Statistics released today by The Canadian Real Estate Association (CREA) show national home sales fell from March to April 2018.
National home sales fell 2.9% from March to April.
Actual (not seasonally adjusted) activity was down 13.9% from April 2017.
The number of newly listed homes declined 4.8% from March to April.
The MLS Home Price Index (HPI) in April was up 1.5% year-over-year (y-o-y).
The national average sale price declined by 11.3% y-o-y in April.
National home sales via Canadian MLS Systems declined by 2.9% in April 2018 to the lowest level in more than five years (Chart A). About 60% of all local housing markets reported fewer sales, led by the Fraser Valley, Calgary, Ottawa and Montreal. Actual (not seasonally adjusted) activity was down 13.9% compared to April of last year and hit a seven-year low for the month. It also stood 6.9% below the 10-year average for the month. Activity was below year-ago levels in about 60% of all local markets, led overwhelmingly by the Lower Mainland of British Columbia and by markets in and around Ontarios Greater Golden Horseshoe (GGH) region.
The stress-test that came into effect this year for homebuyers with more than a twenty percent down payment continued to cast its shadow over sales activity in April, said CREA President Barb Sukkau. Its impact on housing markets varies by region, she added. A professional REALTOR is your best source for information and guidance in negotiations to purchase or sell a home during these changing times, said Sukkau.
This years new stress test has lowered sales activity and destabilized market balance for housing markets in Alberta, Saskatchewan and Newfoundland and Labrador Provinces, said Gregory Klump, CREAs Chief Economist. This is exactly the type of collateral damage that CREA warned the government about. As provinces whose economic prospects have faced difficulties because they are closely tied to those of natural resources, it is puzzling that the government would describe the effect of its new policy as intended consequences.
First quarter: The value of multi-family dwellings leads the rise
Canadian municipalities issued $24.9 billion worth of building permits in the first quarter of 2018, up 3.3% compared with the fourth quarter of 2017.
Construction intentions for residential dwellings led the national increase, rising 6.9% from the fourth quarter of 2017 to $15.9 billion in the first quarter of 2018. The 18.4% increase of the multi-family component more than offset a 3.5% decline in the single-family component.

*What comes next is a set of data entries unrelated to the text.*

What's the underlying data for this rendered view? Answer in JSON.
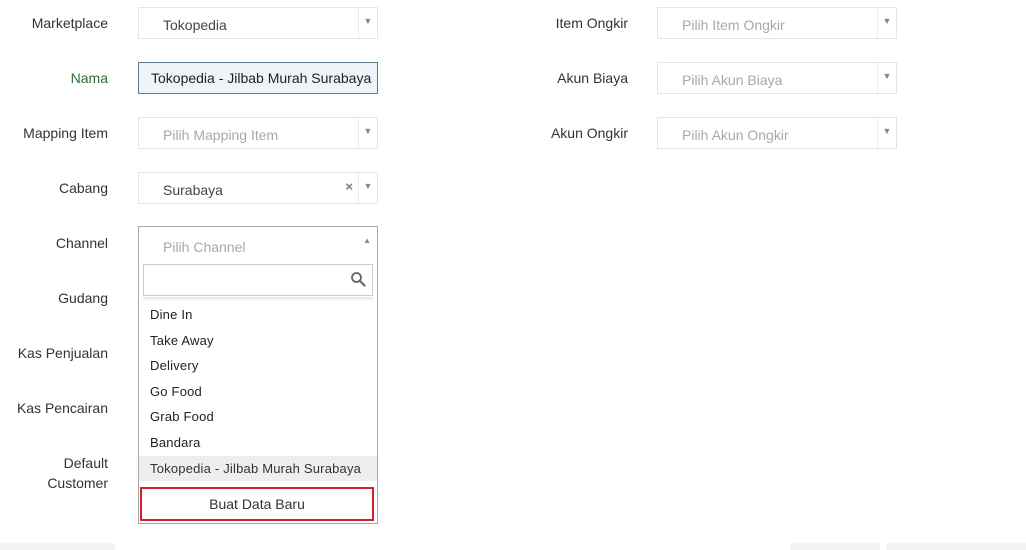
{
  "left_form": {
    "marketplace": {
      "label": "Marketplace",
      "value": "Tokopedia"
    },
    "nama": {
      "label": "Nama",
      "value": "Tokopedia - Jilbab Murah Surabaya"
    },
    "mapping_item": {
      "label": "Mapping Item",
      "placeholder": "Pilih Mapping Item"
    },
    "cabang": {
      "label": "Cabang",
      "value": "Surabaya",
      "clear": "×"
    },
    "channel": {
      "label": "Channel",
      "placeholder": "Pilih Channel"
    },
    "gudang": {
      "label": "Gudang"
    },
    "kas_penjualan": {
      "label": "Kas Penjualan"
    },
    "kas_pencairan": {
      "label": "Kas Pencairan"
    },
    "default_customer": {
      "label_line1": "Default",
      "label_line2": "Customer"
    }
  },
  "right_form": {
    "item_ongkir": {
      "label": "Item Ongkir",
      "placeholder": "Pilih Item Ongkir"
    },
    "akun_biaya": {
      "label": "Akun Biaya",
      "placeholder": "Pilih Akun Biaya"
    },
    "akun_ongkir": {
      "label": "Akun Ongkir",
      "placeholder": "Pilih Akun Ongkir"
    }
  },
  "channel_dropdown": {
    "search_value": "",
    "options": [
      "Dine In",
      "Take Away",
      "Delivery",
      "Go Food",
      "Grab Food",
      "Bandara",
      "Tokopedia - Jilbab Murah Surabaya"
    ],
    "highlighted_index": 6,
    "create_button_label": "Buat Data Baru"
  },
  "icons": {
    "dropdown_arrow": "▼",
    "dropdown_arrow_up": "▲",
    "search": "search-icon"
  },
  "colors": {
    "highlight_border": "#d32027",
    "input_border": "#5c7d8c",
    "label_green": "#2e6b3a"
  }
}
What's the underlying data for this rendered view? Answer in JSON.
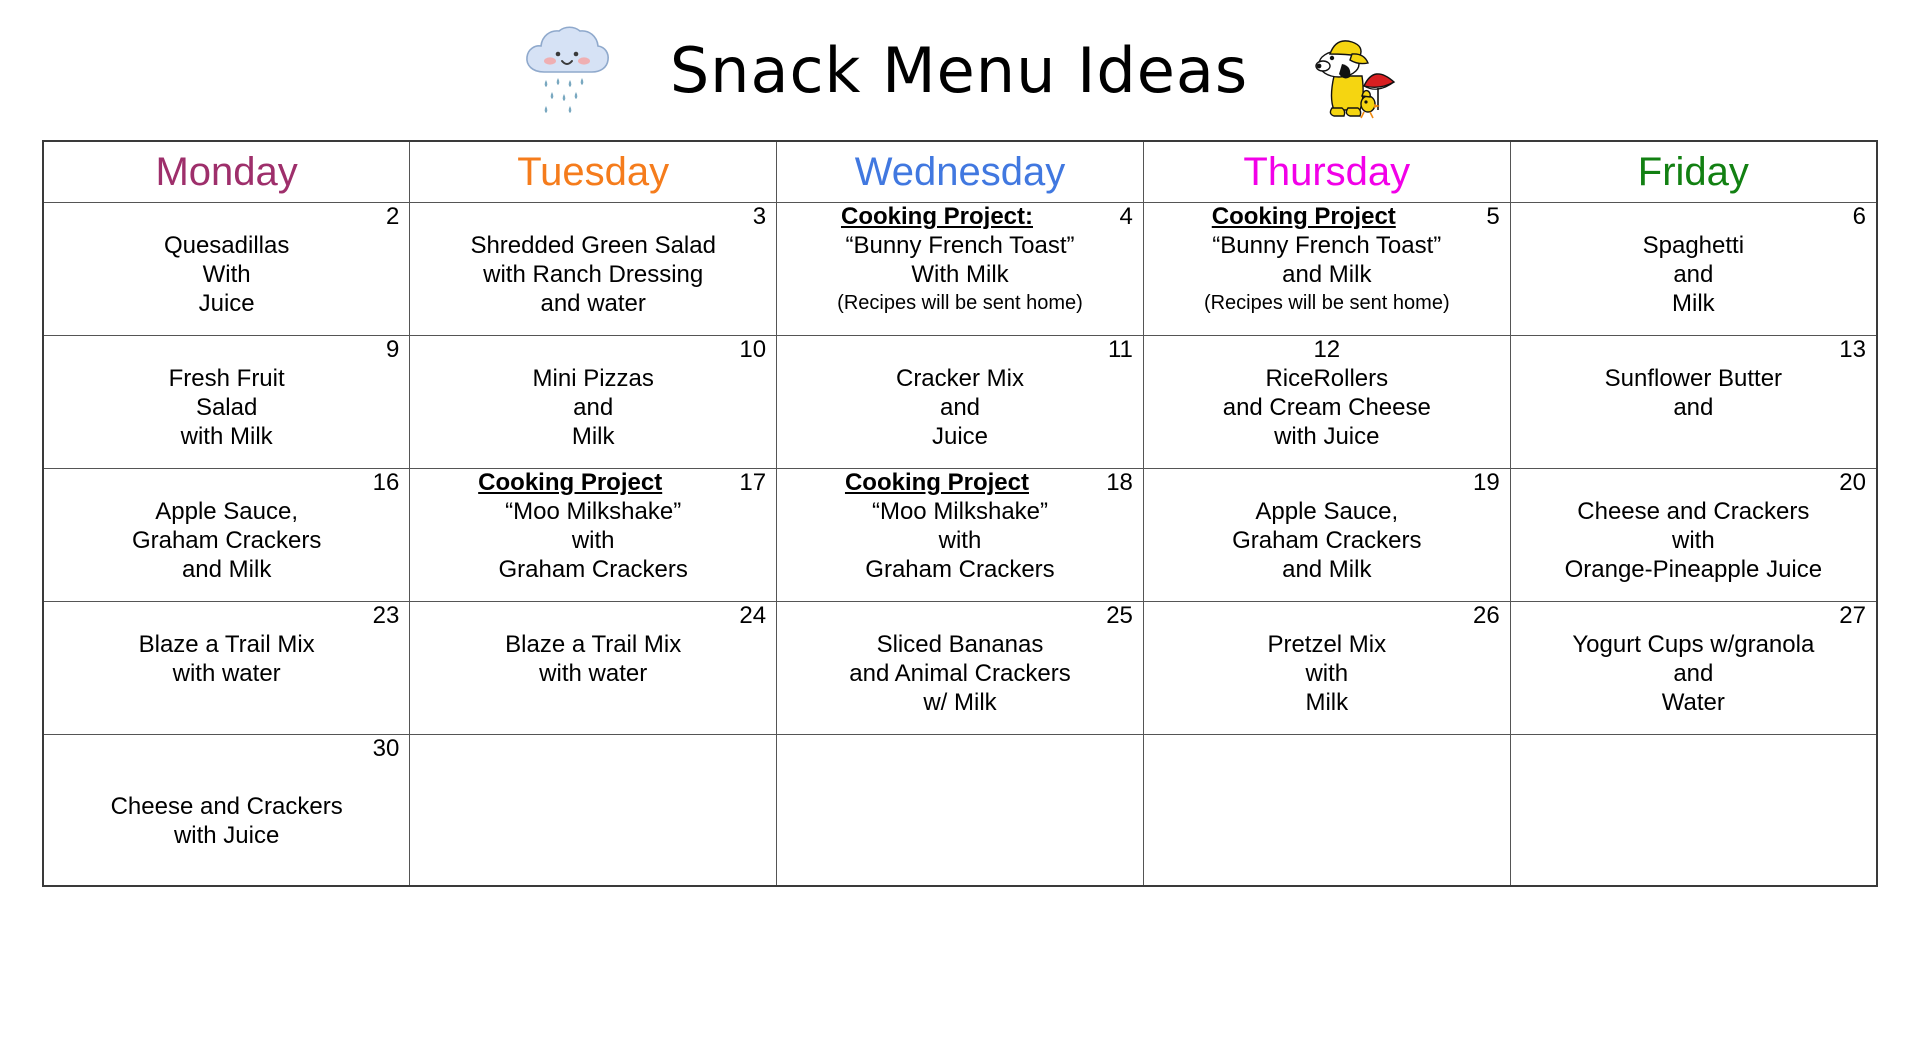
{
  "header": {
    "title": "Snack Menu Ideas",
    "left_icon": "rain-cloud-icon",
    "right_icon": "snoopy-raincoat-icon"
  },
  "calendar": {
    "day_headers": [
      {
        "label": "Monday",
        "color": "#9E2F6B"
      },
      {
        "label": "Tuesday",
        "color": "#F57C1C"
      },
      {
        "label": "Wednesday",
        "color": "#4178E0"
      },
      {
        "label": "Thursday",
        "color": "#F200E8"
      },
      {
        "label": "Friday",
        "color": "#128012"
      }
    ],
    "weeks": [
      [
        {
          "date": "2",
          "date_align": "right",
          "project": "",
          "lines": [
            "Quesadillas",
            "With",
            "Juice"
          ],
          "note": ""
        },
        {
          "date": "3",
          "date_align": "right",
          "project": "",
          "lines": [
            "Shredded Green Salad",
            "with Ranch Dressing",
            "and water"
          ],
          "note": ""
        },
        {
          "date": "4",
          "date_align": "right",
          "project": "Cooking Project:",
          "lines": [
            "“Bunny French Toast”",
            "With Milk"
          ],
          "note": "(Recipes will be sent home)"
        },
        {
          "date": "5",
          "date_align": "right",
          "project": "Cooking Project",
          "lines": [
            "“Bunny French Toast”",
            "and Milk"
          ],
          "note": "(Recipes will be sent home)"
        },
        {
          "date": "6",
          "date_align": "right",
          "project": "",
          "lines": [
            "Spaghetti",
            "and",
            "Milk"
          ],
          "note": ""
        }
      ],
      [
        {
          "date": "9",
          "date_align": "right",
          "project": "",
          "lines": [
            "Fresh Fruit",
            "Salad",
            "with Milk"
          ],
          "note": ""
        },
        {
          "date": "10",
          "date_align": "right",
          "project": "",
          "lines": [
            "Mini Pizzas",
            "and",
            "Milk"
          ],
          "note": ""
        },
        {
          "date": "11",
          "date_align": "right",
          "project": "",
          "lines": [
            "Cracker Mix",
            "and",
            "Juice"
          ],
          "note": ""
        },
        {
          "date": "12",
          "date_align": "center",
          "project": "",
          "lines": [
            "RiceRollers",
            "and Cream Cheese",
            "with Juice"
          ],
          "note": ""
        },
        {
          "date": "13",
          "date_align": "right",
          "project": "",
          "lines": [
            "Sunflower Butter",
            "and"
          ],
          "note": ""
        }
      ],
      [
        {
          "date": "16",
          "date_align": "right",
          "project": "",
          "lines": [
            "Apple Sauce,",
            "Graham Crackers",
            "and Milk"
          ],
          "note": ""
        },
        {
          "date": "17",
          "date_align": "right",
          "project": "Cooking Project",
          "lines": [
            "“Moo Milkshake”",
            "with",
            "Graham Crackers"
          ],
          "note": ""
        },
        {
          "date": "18",
          "date_align": "right",
          "project": "Cooking Project",
          "lines": [
            "“Moo Milkshake”",
            "with",
            "Graham Crackers"
          ],
          "note": ""
        },
        {
          "date": "19",
          "date_align": "right",
          "project": "",
          "lines": [
            "Apple Sauce,",
            "Graham Crackers",
            "and Milk"
          ],
          "note": ""
        },
        {
          "date": "20",
          "date_align": "right",
          "project": "",
          "lines": [
            "Cheese and Crackers",
            "with",
            "Orange-Pineapple Juice"
          ],
          "note": ""
        }
      ],
      [
        {
          "date": "23",
          "date_align": "right",
          "project": "",
          "lines": [
            "Blaze a Trail Mix",
            "with water"
          ],
          "note": ""
        },
        {
          "date": "24",
          "date_align": "right",
          "project": "",
          "lines": [
            "Blaze a Trail Mix",
            "with water"
          ],
          "note": ""
        },
        {
          "date": "25",
          "date_align": "right",
          "project": "",
          "lines": [
            "Sliced Bananas",
            "and Animal Crackers",
            "w/ Milk"
          ],
          "note": ""
        },
        {
          "date": "26",
          "date_align": "right",
          "project": "",
          "lines": [
            "Pretzel Mix",
            "with",
            "Milk"
          ],
          "note": ""
        },
        {
          "date": "27",
          "date_align": "right",
          "project": "",
          "lines": [
            "Yogurt Cups w/granola",
            "and",
            "Water"
          ],
          "note": ""
        }
      ],
      [
        {
          "date": "30",
          "date_align": "right",
          "project": "",
          "lines": [
            "",
            "Cheese and Crackers",
            "with Juice"
          ],
          "note": ""
        },
        {
          "date": "",
          "date_align": "right",
          "project": "",
          "lines": [],
          "note": ""
        },
        {
          "date": "",
          "date_align": "right",
          "project": "",
          "lines": [],
          "note": ""
        },
        {
          "date": "",
          "date_align": "right",
          "project": "",
          "lines": [],
          "note": ""
        },
        {
          "date": "",
          "date_align": "right",
          "project": "",
          "lines": [],
          "note": ""
        }
      ]
    ]
  }
}
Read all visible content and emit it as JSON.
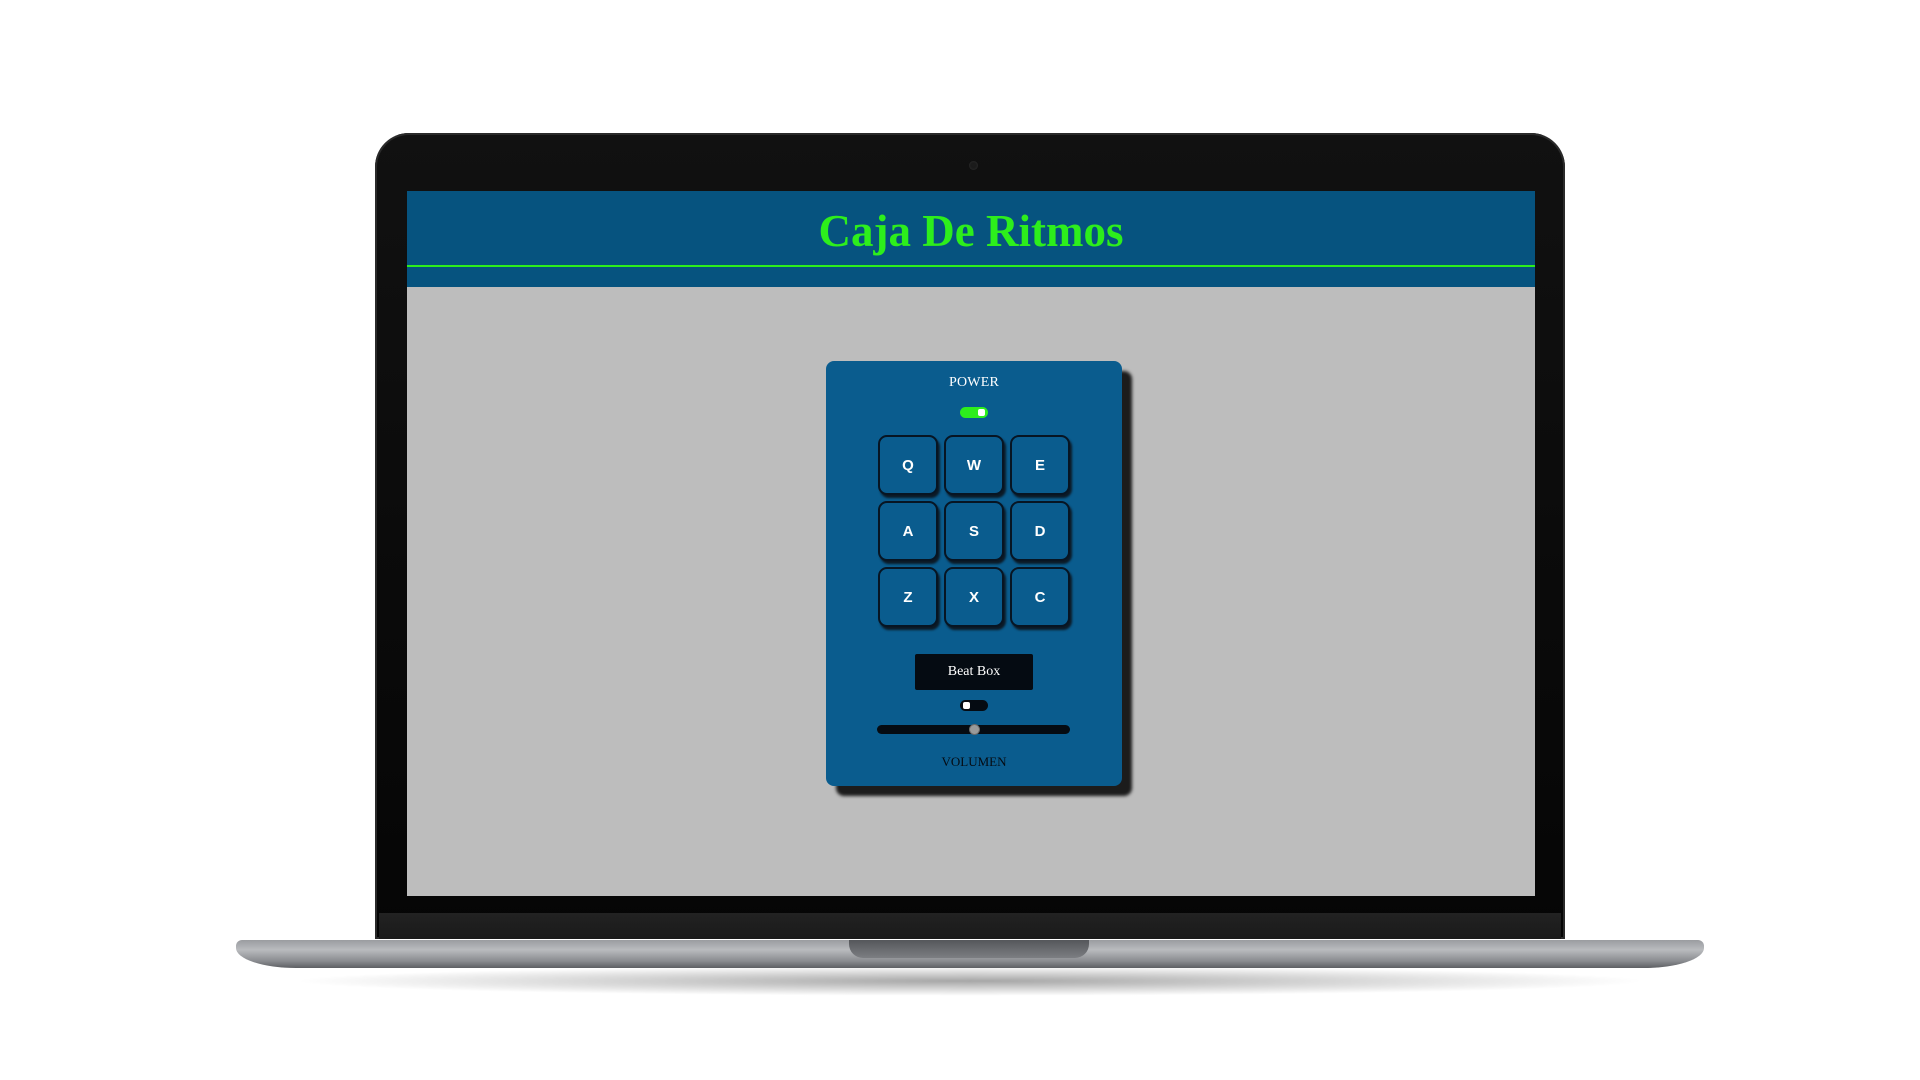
{
  "app": {
    "title": "Caja De Ritmos",
    "accent_color": "#2dee1c",
    "header_color": "#06537f",
    "background_color": "#bdbdbd"
  },
  "drum_machine": {
    "power_label": "POWER",
    "power_on": true,
    "pads": [
      {
        "key": "Q"
      },
      {
        "key": "W"
      },
      {
        "key": "E"
      },
      {
        "key": "A"
      },
      {
        "key": "S"
      },
      {
        "key": "D"
      },
      {
        "key": "Z"
      },
      {
        "key": "X"
      },
      {
        "key": "C"
      }
    ],
    "display_text": "Beat Box",
    "bank_toggle_on": false,
    "volume_label": "VOLUMEN",
    "volume_value": 0.5
  },
  "device": {
    "frame": "laptop"
  }
}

On the other hand, the value of non-residential building permits fell 2.6% from the fourth quarter of 2017 to $9.0 billion in the first quarter of 2018. The drop was the result of lower activity in both the industrial and institutional components.